Fuck You! might be the biggest pop success story of 2010. Cee Lo Green wasn’t exactly reigning in pop ubiquity before it dropped, but thanks to some sunny brass, an instantly catchy sing-along chorus and a lot of internet buzz, the former Goodie Mob crooner had his first bona fide hit since Gnarls Barkley.
This is also the first time Cee Lo has put out a record under his own name since 2004′s excellent Cee Lo Green… Is The Soul Machine. The Lady Killer finds Cee Lo again rehashing those old sounds in the best ways possible. The production is tuned up, Green sings with an added bellow, and the arrangements are more grand and adventurous. The Lady Killer advances and elaborates on Cee Lo’s every strength.
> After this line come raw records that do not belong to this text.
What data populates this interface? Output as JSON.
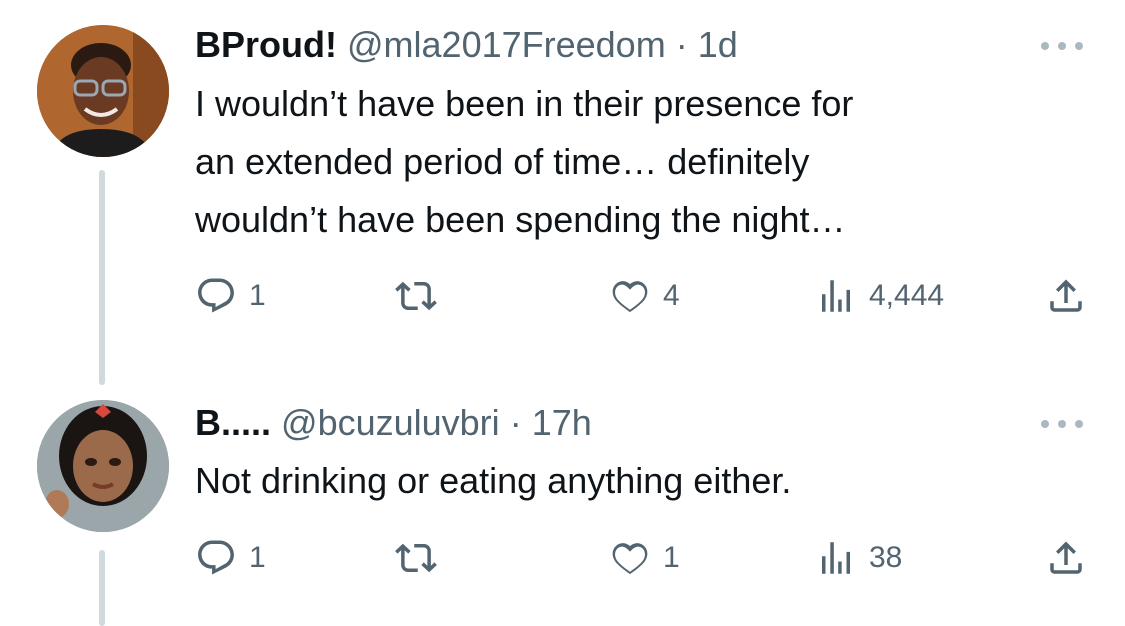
{
  "tweets": [
    {
      "display_name": "BProud!",
      "handle": "@mla2017Freedom",
      "separator": "·",
      "time": "1d",
      "text": "I wouldn’t have been in their presence for\nan extended period of time… definitely\nwouldn’t have been spending the night…",
      "replies": "1",
      "likes": "4",
      "views": "4,444"
    },
    {
      "display_name": "B.....",
      "handle": "@bcuzuluvbri",
      "separator": "·",
      "time": "17h",
      "text": "Not drinking or eating anything either.",
      "replies": "1",
      "likes": "1",
      "views": "38"
    }
  ],
  "icons": {
    "reply": "reply-icon",
    "retweet": "retweet-icon",
    "like": "like-icon",
    "views": "views-icon",
    "share": "share-icon",
    "more": "more-icon"
  },
  "colors": {
    "text": "#0f1419",
    "secondary": "#536471",
    "thread_line": "#cfd9de"
  }
}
The Lady Killer is comes across as a love letter to warm, ’60s Motown – before the bankruptcy, addiction, and exhaustion of the ’70s crept into the music. UK pop demigod Fraser T Smith contributes four productions that sound absolutely amped up on showman giddiness – the strings, horns and choirs never hit a sour note – and they don’t even slow down for the breakup songs.
Cee Lo sounds a little smoothed out since his agro-funk days, with maybe a little bit of helium let out of his voice, and it really compliments the uncluttered silkiness that defines the album sonically. It’s like listening to a time capsule, a particularly excellent rarities compilation, or all the greatest Motown jams that never made it to tape.
The only thing that sounds inherently new here is the post-intro curveball, Bright Lights Bigger City, which combines an electro-funk groove, swirling violins and a massive rave-synth chorus. It’s great, off-the-wall, and totally engaging, but it’s not even the biggest surprise on The Lady Killer.
The surprise comes at the very end. Producer Paul Epworth cues up a majestic organ, a robotic breakbeat and a strangely familiar guitar pluck. Of course all is revealed when Cee Lo sings the opening lyric of No One’s Gonna Love You: “It’s looking like a limb torn off.” A Band of Horses cover isn’t the first thing you’d expect from a soul singer, but when he hits that immortal chorus, amidst a truly heart-racing orchestral swell – “No one’s ever gonna love you more than I do!” – it couldn’t be a more perfect fit.
Cee Lo sticks to what makes him strong all the way through The Lady Killer. And, luckily for us, what makes him strong is still miles ahead of the rest of the game. He’s crafted an album that’s sole and obsessive goal is to be enjoyed. It doesn’t have any pretenses about being great and achieves in the most basic way possible: by being impeccably organized, well-sung, and well-written, with not an ounce of filler in sight.